A new study led by a Canadian research team has identified the reason why prazosin, a drug commonly used to reduce high blood pressure, may cause lightheadedness and possible fainting upon standing in patients with normal blood pressure who take the drug for other reasons, such as the treatment of PTSD and anxiety.
According to University of British Columbia researcher and study team leader Dr. Nia Lewis, the body is in constant motion leading to changes in blood pressure with every activity. For example, when standing, the body copes with the sudden drop in blood pressure by constricting peripheral vessels to concentrate the blood in the areas that help stabilize the body.
This study found that prazosin prevents this process by blocking the α1-adrenoreceptor, a critical pathway that allows the vessels to constrict. This physiological response is dangerous for individuals with normal blood pressure who take prazosin to treat the symptoms of PTSD and anxiety, for the act of standing up can cause light-headedness and/or fainting.
The study, entitled "Initial orthostatic hypotension and cerebral blood flow regulation: effect of α1-adrenoreceptor activity," (http://bit.ly/104sWJE) is published in the American Journal of Physiology-Regulatory, Integrative and Comparative Physiology.
Eight males and four females, with an average age of 25, and all of whom had normal blood pressure, were enrolled in the cross-over trial.

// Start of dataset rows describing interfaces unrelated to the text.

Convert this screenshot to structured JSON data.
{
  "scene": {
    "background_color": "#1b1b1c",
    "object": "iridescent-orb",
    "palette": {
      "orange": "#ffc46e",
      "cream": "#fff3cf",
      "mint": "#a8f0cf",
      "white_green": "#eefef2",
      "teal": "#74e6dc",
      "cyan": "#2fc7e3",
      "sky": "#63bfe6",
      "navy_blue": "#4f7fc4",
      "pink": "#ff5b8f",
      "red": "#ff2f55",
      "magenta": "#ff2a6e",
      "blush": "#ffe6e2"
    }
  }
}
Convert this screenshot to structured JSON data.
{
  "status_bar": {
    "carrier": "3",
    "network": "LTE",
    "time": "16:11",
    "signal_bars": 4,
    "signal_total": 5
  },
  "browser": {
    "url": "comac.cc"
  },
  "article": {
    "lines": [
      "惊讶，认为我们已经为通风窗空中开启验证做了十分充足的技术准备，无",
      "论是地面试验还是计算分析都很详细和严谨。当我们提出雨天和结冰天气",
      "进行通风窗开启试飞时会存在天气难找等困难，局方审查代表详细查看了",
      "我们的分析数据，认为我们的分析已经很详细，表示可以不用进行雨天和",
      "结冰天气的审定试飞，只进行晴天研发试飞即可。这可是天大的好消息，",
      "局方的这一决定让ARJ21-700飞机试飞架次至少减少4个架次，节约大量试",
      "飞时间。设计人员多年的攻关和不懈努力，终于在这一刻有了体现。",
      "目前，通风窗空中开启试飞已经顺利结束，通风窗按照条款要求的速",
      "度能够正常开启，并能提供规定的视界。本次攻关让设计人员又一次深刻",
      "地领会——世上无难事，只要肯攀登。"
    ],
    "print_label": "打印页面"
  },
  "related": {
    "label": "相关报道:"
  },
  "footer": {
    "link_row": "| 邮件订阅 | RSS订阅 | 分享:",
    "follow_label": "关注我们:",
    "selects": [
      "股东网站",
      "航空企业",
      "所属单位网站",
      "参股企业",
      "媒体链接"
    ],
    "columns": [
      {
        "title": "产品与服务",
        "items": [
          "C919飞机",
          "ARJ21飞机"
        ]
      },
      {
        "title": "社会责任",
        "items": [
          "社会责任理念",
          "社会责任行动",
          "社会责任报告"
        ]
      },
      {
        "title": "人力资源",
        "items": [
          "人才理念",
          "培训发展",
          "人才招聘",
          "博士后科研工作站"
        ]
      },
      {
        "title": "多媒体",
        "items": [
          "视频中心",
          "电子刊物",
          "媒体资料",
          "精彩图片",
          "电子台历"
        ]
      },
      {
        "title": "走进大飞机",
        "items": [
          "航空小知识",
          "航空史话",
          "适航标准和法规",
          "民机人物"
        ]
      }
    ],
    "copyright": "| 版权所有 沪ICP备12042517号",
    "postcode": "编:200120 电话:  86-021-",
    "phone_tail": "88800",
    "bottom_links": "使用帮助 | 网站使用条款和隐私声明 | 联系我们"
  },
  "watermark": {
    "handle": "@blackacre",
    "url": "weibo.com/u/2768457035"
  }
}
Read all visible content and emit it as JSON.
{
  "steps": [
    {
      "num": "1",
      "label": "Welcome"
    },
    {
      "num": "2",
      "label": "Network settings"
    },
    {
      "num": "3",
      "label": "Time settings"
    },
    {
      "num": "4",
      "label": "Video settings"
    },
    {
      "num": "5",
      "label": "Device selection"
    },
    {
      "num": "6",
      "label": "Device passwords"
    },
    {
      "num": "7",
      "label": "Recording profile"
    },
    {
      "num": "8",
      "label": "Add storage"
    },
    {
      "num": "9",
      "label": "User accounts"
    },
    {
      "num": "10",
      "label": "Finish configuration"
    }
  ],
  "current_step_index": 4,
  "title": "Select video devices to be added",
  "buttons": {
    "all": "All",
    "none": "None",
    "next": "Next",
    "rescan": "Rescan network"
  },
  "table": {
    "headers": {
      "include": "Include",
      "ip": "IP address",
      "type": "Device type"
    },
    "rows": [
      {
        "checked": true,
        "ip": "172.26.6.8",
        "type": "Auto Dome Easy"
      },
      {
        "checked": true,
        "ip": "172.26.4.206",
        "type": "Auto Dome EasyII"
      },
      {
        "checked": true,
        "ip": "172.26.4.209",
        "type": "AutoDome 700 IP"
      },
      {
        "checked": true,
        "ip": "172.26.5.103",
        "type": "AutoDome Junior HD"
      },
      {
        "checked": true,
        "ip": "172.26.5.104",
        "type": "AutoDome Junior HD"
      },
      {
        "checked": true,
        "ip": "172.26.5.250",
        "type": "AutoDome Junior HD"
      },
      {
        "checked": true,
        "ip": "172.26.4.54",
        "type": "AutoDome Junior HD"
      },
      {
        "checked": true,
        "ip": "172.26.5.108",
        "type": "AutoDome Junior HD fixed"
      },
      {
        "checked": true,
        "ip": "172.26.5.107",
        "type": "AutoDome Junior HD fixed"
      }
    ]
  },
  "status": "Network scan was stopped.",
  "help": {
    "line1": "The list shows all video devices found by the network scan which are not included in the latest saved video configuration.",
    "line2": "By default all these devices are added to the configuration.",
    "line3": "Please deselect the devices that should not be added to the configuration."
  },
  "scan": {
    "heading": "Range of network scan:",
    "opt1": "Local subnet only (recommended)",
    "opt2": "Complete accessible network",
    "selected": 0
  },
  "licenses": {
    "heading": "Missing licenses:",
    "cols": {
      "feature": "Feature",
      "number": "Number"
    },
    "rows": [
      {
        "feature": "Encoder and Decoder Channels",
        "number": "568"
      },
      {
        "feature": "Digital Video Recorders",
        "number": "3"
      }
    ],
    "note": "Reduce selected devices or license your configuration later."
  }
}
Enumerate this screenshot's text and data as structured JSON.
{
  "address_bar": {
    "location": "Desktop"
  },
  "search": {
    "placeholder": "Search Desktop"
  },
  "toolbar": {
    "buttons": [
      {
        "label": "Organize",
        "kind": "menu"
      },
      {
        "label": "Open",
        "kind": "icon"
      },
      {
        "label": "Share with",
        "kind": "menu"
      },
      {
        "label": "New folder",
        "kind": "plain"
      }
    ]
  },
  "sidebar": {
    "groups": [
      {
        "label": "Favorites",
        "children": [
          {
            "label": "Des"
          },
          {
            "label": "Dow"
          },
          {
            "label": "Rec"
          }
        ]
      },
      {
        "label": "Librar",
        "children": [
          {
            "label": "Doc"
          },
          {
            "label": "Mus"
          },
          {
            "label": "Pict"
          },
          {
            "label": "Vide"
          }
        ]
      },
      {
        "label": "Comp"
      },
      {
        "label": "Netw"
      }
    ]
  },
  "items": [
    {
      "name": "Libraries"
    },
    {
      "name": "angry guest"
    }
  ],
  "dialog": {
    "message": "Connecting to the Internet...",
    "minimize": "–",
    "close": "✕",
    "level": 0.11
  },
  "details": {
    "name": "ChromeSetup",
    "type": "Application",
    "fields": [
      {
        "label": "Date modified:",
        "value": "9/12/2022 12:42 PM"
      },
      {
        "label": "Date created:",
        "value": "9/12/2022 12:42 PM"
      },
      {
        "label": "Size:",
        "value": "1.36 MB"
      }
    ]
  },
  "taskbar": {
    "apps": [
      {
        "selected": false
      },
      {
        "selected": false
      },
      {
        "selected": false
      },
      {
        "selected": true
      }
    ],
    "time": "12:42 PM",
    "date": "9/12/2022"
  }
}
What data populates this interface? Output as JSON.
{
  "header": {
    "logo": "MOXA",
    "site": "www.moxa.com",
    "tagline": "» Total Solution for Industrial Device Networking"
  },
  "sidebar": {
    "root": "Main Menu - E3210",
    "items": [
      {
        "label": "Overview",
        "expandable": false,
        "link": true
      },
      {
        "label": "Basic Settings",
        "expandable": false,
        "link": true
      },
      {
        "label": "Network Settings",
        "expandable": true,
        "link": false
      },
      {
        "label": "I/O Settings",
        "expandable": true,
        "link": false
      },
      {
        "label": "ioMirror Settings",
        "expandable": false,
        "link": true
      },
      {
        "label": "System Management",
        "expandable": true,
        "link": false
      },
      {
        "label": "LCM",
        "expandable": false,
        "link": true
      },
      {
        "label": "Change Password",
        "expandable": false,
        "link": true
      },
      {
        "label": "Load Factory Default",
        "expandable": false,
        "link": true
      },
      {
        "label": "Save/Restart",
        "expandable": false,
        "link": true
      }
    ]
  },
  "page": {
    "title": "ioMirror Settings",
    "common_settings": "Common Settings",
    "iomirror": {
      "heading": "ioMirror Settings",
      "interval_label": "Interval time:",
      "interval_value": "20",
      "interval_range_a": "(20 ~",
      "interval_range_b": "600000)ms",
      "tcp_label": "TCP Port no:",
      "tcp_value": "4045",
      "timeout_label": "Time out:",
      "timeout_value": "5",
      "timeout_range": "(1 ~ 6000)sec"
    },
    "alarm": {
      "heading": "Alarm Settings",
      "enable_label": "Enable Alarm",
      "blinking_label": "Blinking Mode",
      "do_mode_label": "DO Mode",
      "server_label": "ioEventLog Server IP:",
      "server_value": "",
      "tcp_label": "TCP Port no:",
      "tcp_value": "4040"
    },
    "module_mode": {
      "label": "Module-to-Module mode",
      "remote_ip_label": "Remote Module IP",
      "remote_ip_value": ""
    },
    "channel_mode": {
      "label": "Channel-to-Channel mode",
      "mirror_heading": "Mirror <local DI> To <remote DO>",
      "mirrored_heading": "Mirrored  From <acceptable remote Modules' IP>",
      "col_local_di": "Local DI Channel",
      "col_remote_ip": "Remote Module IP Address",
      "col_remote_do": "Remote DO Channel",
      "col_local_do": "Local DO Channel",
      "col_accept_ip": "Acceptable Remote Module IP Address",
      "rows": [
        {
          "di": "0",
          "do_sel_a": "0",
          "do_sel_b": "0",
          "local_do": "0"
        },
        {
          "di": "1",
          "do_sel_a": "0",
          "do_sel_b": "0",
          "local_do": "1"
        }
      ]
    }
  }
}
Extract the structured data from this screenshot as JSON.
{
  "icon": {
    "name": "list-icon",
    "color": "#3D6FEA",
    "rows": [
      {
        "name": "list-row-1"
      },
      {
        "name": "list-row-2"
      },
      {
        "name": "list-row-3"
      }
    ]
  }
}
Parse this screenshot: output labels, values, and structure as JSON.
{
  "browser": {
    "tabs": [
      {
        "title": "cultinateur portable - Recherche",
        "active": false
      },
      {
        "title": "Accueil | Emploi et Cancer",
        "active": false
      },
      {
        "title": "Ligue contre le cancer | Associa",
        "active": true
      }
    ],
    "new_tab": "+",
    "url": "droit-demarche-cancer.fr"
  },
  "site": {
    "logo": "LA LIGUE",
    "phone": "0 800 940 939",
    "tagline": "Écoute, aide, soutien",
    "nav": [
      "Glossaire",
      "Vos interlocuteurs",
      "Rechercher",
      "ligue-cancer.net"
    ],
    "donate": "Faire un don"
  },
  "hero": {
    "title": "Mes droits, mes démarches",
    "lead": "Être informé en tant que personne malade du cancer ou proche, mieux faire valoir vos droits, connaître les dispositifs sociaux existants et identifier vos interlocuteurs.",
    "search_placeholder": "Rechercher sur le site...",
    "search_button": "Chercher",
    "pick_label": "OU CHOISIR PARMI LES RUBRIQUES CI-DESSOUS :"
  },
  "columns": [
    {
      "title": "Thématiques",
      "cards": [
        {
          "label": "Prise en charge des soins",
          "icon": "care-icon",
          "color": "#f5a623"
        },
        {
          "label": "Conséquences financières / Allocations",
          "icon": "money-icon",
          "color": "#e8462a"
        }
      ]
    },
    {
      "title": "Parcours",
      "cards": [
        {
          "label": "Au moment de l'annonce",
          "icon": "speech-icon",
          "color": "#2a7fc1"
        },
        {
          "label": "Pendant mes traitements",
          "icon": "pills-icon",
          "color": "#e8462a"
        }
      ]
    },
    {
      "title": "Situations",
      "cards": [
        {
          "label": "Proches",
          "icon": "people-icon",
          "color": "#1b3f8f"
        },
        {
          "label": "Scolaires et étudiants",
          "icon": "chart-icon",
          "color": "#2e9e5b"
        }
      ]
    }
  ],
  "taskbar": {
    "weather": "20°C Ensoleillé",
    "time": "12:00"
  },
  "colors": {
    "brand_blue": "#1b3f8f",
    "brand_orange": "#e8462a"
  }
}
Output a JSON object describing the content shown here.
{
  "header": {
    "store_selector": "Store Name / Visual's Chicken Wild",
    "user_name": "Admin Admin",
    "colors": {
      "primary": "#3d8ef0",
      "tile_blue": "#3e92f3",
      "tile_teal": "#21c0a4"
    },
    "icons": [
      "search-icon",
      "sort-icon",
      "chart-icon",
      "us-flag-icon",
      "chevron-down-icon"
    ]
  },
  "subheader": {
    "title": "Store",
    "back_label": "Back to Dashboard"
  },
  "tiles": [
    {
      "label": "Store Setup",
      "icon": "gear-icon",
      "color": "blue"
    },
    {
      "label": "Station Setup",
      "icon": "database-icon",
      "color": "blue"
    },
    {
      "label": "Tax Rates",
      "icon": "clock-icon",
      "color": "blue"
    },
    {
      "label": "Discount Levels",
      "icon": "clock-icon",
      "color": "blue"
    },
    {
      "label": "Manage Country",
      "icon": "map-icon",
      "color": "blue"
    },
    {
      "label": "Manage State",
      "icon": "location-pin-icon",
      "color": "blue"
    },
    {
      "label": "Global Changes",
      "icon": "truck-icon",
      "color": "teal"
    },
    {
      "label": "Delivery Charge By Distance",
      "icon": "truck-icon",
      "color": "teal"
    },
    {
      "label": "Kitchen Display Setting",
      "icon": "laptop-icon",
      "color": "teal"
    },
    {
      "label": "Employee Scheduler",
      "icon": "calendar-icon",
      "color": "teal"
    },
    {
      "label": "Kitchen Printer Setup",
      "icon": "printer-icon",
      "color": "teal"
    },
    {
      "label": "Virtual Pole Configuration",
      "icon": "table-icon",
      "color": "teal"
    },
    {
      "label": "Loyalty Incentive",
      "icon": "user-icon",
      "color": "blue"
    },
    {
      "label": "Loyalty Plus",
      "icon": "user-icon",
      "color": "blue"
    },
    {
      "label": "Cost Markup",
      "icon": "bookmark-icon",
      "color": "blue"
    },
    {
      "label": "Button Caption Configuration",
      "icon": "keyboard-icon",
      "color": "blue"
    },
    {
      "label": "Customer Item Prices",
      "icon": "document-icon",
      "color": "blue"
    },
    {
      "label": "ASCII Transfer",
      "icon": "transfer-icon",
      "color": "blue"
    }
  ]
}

On day one of the study, participants were weighed, measured, and familiarized with the blood pressure monitoring equipment and procedures that would be used.
On the next visit, participants stayed overnight at the research facility in order to control for activity and diet. The following morning they were given either prazosin (1mg/20kg body weight) or a placebo, and instructed to lie down. After 20 minutes, they were told to rise in one smooth motion from the lying-down position to standing, and their blood pressure and cerebral blood flow was continuously monitored. They were required to remain standing for three minutes or until they felt severe lightheadedness and dizziness, or felt as if they were about to faint.
On their third and final visit the participants underwent the same procedure as on the second visit. At this visit, however, they received the placebo if they had previously been given the medication, and vice versa.
The investigators found that:
•All but one of the 12 participants who took the medication experienced temporary dizziness or lightheadedness upon standing.
•All participants who took the placebo were able to complete the three-minute standing test. By contrast, only 2 of the 12 were able to complete the standing test after taking prazosin.
•After taking prazosin, none of the participants were able to attain normal blood pressure levels after standing. As a result, blood flow to the brain was reduced and subjects were unable to stand for 3 minutes as they began to experience the onset of fainting.